Element data from apps and pages:

Start of Block

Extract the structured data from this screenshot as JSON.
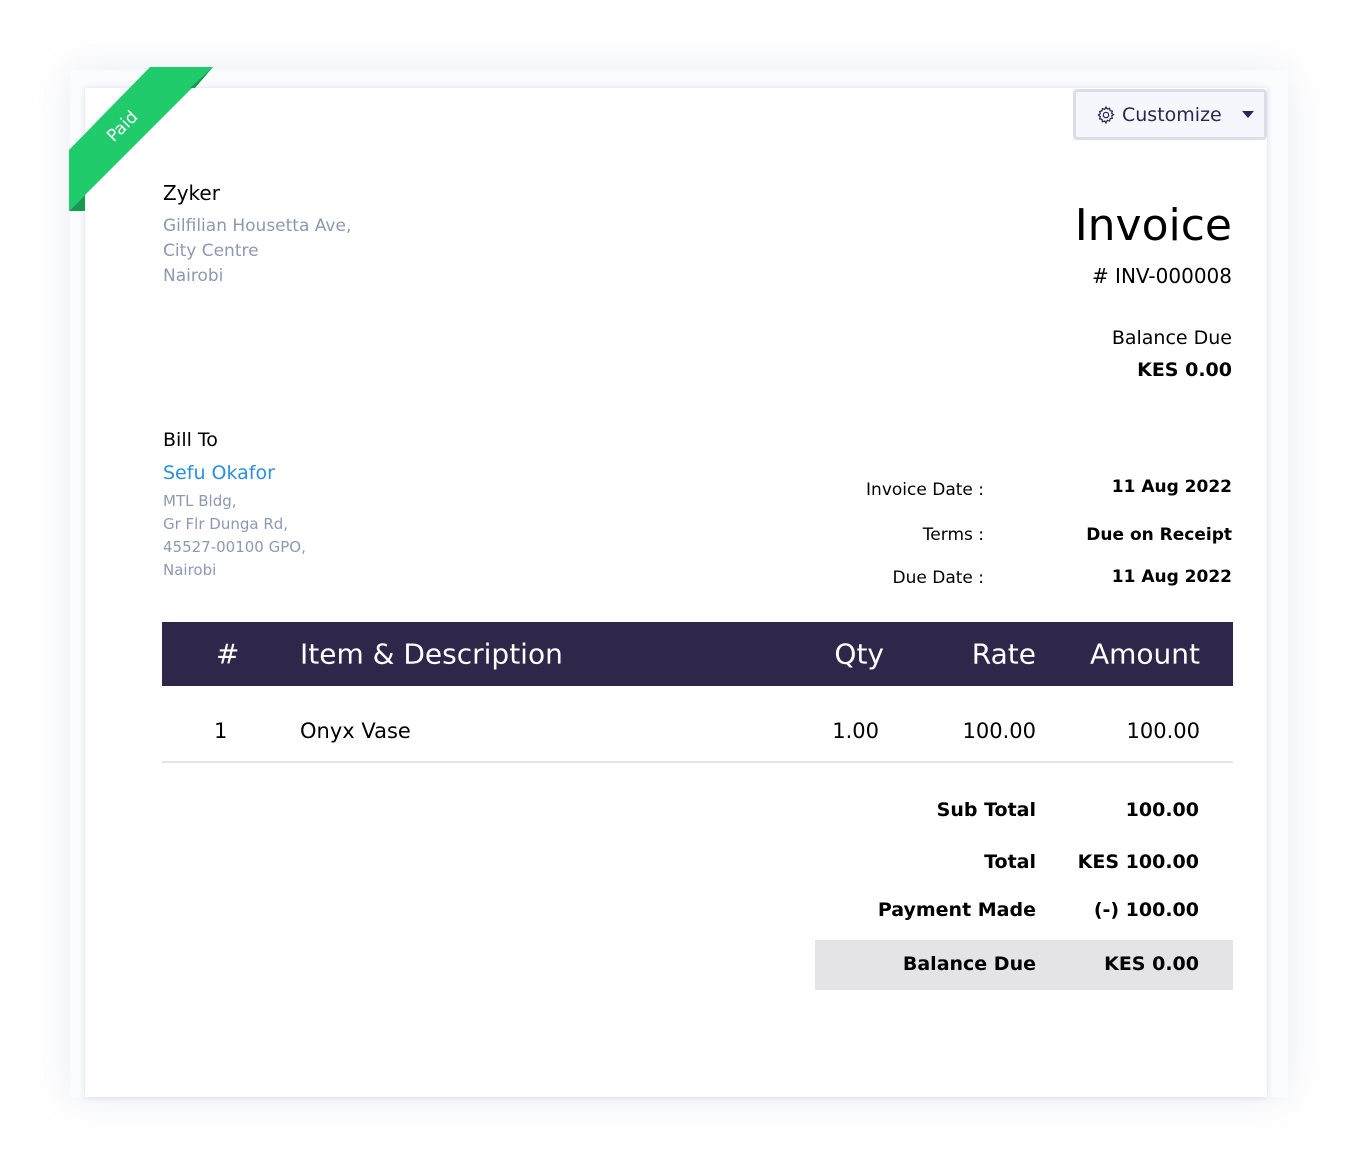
{
  "ribbon": {
    "label": "Paid",
    "color": "#1fcb6b"
  },
  "toolbar": {
    "customize_label": "Customize",
    "icon": "gear-icon"
  },
  "org": {
    "name": "Zyker",
    "address": [
      "Gilfilian Housetta Ave,",
      "City Centre",
      "Nairobi"
    ]
  },
  "invoice": {
    "title": "Invoice",
    "number": "# INV-000008",
    "balance_due_label": "Balance Due",
    "balance_due": "KES 0.00"
  },
  "bill_to": {
    "label": "Bill To",
    "name": "Sefu Okafor",
    "address": [
      "MTL Bldg,",
      "Gr Flr Dunga Rd,",
      "45527-00100 GPO,",
      "Nairobi"
    ]
  },
  "meta": [
    {
      "label": "Invoice Date :",
      "value": "11 Aug 2022"
    },
    {
      "label": "Terms :",
      "value": "Due on Receipt"
    },
    {
      "label": "Due Date :",
      "value": "11 Aug 2022"
    }
  ],
  "table": {
    "headers": {
      "num": "#",
      "item": "Item & Description",
      "qty": "Qty",
      "rate": "Rate",
      "amount": "Amount"
    },
    "rows": [
      {
        "num": "1",
        "item": "Onyx Vase",
        "qty": "1.00",
        "rate": "100.00",
        "amount": "100.00"
      }
    ]
  },
  "totals": {
    "sub_total_label": "Sub Total",
    "sub_total": "100.00",
    "total_label": "Total",
    "total": "KES 100.00",
    "payment_label": "Payment Made",
    "payment": "(-) 100.00",
    "balance_label": "Balance Due",
    "balance": "KES 0.00"
  }
}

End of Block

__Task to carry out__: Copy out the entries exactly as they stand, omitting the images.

__Exercise output__:
Extract the structured data from this screenshot as JSON.
{
  "ribbon": {
    "label": "Paid",
    "color": "#1fcb6b"
  },
  "toolbar": {
    "customize_label": "Customize",
    "icon": "gear-icon"
  },
  "org": {
    "name": "Zyker",
    "address": [
      "Gilfilian Housetta Ave,",
      "City Centre",
      "Nairobi"
    ]
  },
  "invoice": {
    "title": "Invoice",
    "number": "# INV-000008",
    "balance_due_label": "Balance Due",
    "balance_due": "KES 0.00"
  },
  "bill_to": {
    "label": "Bill To",
    "name": "Sefu Okafor",
    "address": [
      "MTL Bldg,",
      "Gr Flr Dunga Rd,",
      "45527-00100 GPO,",
      "Nairobi"
    ]
  },
  "meta": [
    {
      "label": "Invoice Date :",
      "value": "11 Aug 2022"
    },
    {
      "label": "Terms :",
      "value": "Due on Receipt"
    },
    {
      "label": "Due Date :",
      "value": "11 Aug 2022"
    }
  ],
  "table": {
    "headers": {
      "num": "#",
      "item": "Item & Description",
      "qty": "Qty",
      "rate": "Rate",
      "amount": "Amount"
    },
    "rows": [
      {
        "num": "1",
        "item": "Onyx Vase",
        "qty": "1.00",
        "rate": "100.00",
        "amount": "100.00"
      }
    ]
  },
  "totals": {
    "sub_total_label": "Sub Total",
    "sub_total": "100.00",
    "total_label": "Total",
    "total": "KES 100.00",
    "payment_label": "Payment Made",
    "payment": "(-) 100.00",
    "balance_label": "Balance Due",
    "balance": "KES 0.00"
  }
}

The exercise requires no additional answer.